Element data from apps and pages:
┌──

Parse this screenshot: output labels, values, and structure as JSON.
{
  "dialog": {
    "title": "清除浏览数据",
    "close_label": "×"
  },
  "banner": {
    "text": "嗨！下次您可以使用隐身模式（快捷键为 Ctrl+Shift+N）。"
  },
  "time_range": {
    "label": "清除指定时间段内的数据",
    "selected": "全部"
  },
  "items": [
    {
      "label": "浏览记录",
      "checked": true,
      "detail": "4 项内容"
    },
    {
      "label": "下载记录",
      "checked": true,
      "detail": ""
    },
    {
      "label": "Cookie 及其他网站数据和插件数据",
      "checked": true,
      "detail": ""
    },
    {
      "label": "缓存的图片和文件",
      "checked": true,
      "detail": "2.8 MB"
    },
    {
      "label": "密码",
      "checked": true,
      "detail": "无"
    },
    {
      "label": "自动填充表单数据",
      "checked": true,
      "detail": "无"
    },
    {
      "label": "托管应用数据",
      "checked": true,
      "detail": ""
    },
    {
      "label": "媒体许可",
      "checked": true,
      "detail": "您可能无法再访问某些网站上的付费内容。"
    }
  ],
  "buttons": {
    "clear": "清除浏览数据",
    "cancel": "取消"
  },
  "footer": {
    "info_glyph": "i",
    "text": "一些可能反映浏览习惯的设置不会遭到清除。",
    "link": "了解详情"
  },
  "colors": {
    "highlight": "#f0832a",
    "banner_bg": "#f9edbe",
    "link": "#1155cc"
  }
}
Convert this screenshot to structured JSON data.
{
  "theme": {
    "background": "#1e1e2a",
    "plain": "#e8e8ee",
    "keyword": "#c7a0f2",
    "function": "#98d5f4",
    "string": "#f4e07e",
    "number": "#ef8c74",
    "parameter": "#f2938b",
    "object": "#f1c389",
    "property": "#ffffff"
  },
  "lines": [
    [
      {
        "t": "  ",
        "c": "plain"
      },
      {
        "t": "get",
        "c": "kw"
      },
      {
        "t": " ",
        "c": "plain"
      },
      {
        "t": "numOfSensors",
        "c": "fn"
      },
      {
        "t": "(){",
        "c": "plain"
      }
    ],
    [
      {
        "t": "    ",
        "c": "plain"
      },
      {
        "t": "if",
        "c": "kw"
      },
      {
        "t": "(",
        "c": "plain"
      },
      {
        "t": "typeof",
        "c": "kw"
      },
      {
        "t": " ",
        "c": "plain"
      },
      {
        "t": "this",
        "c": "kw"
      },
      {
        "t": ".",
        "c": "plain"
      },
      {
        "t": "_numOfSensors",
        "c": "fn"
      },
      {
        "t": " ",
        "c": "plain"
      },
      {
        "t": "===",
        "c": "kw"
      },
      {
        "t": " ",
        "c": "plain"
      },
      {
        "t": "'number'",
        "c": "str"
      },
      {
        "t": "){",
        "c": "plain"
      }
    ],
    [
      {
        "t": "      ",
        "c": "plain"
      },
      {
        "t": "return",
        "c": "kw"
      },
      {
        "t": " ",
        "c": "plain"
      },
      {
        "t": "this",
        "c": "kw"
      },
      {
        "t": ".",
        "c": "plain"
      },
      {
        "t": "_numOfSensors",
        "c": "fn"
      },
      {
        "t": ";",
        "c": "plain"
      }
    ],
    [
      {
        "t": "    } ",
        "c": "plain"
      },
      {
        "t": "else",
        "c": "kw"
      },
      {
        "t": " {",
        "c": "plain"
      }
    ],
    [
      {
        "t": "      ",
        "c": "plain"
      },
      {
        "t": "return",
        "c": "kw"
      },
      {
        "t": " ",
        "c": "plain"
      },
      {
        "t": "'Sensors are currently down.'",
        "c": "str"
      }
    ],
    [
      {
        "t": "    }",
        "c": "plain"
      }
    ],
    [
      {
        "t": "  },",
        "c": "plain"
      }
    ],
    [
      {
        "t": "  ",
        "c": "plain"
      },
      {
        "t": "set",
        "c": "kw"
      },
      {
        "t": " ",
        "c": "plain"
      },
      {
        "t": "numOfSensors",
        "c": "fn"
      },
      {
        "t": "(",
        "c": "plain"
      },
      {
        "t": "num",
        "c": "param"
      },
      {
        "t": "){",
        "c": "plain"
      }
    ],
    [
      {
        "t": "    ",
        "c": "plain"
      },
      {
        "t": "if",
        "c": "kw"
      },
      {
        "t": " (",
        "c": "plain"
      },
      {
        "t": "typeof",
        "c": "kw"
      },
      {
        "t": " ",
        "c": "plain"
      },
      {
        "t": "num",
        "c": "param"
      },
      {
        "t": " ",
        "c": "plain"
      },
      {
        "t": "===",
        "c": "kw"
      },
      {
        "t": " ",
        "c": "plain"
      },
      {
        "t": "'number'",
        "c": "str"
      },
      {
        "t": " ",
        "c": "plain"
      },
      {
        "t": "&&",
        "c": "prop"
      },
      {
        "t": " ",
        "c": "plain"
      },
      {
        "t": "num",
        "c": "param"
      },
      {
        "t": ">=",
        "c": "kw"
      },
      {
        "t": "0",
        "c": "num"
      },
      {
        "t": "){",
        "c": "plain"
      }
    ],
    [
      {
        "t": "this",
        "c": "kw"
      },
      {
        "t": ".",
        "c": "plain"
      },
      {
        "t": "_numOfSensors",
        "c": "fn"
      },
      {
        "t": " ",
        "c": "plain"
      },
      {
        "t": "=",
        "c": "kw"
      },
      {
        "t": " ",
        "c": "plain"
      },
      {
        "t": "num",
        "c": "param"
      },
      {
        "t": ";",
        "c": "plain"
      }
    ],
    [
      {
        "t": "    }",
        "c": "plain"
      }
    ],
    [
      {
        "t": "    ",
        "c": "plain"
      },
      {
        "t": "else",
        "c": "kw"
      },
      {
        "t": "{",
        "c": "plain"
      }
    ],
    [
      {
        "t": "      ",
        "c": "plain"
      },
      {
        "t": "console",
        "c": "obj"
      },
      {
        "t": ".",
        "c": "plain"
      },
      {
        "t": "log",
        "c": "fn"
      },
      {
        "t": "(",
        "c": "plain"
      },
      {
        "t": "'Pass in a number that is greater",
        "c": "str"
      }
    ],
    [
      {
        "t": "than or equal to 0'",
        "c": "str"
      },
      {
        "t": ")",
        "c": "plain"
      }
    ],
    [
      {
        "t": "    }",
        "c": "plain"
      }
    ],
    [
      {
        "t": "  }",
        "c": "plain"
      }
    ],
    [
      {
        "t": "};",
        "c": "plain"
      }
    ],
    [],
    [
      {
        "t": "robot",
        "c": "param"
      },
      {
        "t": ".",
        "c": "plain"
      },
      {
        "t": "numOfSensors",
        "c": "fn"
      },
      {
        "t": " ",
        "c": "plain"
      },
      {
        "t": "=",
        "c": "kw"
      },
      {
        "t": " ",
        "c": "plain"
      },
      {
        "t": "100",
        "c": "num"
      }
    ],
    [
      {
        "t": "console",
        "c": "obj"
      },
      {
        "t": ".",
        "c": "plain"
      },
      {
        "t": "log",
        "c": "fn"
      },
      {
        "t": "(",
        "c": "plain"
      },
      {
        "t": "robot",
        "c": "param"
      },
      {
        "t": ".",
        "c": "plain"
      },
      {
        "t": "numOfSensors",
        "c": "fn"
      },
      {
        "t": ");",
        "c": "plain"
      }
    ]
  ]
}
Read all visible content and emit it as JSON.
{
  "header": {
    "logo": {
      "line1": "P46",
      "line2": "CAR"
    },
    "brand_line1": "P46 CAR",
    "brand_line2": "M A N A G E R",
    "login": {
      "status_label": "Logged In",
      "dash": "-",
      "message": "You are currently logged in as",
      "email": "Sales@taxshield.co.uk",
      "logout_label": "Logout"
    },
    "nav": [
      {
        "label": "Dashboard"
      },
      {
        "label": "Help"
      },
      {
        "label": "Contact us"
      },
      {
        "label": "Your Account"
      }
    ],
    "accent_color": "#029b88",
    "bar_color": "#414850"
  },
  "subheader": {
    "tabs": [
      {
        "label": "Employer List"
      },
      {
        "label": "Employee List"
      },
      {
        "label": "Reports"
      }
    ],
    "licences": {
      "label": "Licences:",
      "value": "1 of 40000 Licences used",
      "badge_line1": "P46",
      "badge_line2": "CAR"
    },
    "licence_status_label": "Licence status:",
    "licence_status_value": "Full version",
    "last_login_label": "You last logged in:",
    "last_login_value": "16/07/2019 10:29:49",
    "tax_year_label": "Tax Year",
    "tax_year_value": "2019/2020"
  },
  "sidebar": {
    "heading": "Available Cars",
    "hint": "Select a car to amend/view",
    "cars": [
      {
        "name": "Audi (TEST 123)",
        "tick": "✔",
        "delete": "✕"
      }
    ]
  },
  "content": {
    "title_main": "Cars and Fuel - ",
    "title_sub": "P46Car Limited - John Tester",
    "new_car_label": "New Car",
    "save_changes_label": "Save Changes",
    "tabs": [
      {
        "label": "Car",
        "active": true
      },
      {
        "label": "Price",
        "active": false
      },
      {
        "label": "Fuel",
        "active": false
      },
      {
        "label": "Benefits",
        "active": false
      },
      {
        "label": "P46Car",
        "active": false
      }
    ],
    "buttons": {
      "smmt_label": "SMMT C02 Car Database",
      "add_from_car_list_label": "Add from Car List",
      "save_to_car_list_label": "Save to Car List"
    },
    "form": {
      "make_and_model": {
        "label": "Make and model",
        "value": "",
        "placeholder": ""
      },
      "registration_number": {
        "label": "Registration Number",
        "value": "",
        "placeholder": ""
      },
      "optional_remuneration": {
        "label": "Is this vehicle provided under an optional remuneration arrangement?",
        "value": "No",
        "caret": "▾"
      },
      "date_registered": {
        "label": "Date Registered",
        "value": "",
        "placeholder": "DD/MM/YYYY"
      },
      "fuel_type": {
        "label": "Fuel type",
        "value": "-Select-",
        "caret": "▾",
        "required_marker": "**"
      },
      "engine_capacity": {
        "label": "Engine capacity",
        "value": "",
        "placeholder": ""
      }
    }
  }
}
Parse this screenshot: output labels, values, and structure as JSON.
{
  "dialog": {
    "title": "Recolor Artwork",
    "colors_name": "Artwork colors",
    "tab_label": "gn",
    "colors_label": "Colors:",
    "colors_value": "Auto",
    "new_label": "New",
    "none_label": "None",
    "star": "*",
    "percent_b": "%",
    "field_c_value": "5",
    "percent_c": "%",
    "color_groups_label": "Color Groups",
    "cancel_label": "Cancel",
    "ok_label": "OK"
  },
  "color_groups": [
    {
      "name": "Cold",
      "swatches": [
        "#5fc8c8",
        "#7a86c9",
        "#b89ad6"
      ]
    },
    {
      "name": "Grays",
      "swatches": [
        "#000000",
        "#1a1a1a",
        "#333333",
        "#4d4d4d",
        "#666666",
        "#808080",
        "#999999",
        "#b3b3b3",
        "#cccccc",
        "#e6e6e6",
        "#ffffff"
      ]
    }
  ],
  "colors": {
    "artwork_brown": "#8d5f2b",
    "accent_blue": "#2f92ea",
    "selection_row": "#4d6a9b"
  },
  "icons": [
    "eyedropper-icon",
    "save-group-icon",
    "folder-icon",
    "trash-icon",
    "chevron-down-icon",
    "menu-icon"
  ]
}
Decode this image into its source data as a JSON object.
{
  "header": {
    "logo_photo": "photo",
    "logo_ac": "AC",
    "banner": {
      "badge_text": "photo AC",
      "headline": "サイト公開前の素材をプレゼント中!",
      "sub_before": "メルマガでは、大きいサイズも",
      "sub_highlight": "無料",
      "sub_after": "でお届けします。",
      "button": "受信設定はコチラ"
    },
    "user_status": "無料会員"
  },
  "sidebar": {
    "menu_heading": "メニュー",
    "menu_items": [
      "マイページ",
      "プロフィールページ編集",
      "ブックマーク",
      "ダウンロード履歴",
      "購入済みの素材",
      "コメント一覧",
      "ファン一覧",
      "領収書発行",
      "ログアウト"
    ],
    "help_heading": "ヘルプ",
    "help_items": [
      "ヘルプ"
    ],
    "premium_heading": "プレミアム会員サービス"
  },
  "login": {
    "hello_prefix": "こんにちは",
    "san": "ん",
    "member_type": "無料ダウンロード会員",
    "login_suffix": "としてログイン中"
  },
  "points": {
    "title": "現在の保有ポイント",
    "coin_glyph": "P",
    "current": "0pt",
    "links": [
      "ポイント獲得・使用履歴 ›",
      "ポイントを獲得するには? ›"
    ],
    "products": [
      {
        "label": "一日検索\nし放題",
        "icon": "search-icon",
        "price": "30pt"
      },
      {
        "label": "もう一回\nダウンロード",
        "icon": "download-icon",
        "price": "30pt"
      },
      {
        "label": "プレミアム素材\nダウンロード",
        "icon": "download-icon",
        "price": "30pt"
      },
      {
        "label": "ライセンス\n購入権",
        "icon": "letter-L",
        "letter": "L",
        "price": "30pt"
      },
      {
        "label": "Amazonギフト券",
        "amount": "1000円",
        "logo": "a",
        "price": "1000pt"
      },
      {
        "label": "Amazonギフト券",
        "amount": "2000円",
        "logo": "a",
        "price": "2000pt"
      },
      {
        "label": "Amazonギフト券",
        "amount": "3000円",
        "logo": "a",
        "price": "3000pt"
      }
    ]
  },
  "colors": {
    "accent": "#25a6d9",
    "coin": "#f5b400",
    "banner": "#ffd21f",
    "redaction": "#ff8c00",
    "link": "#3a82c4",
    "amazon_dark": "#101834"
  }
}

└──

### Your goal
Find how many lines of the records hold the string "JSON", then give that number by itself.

### Written answer
5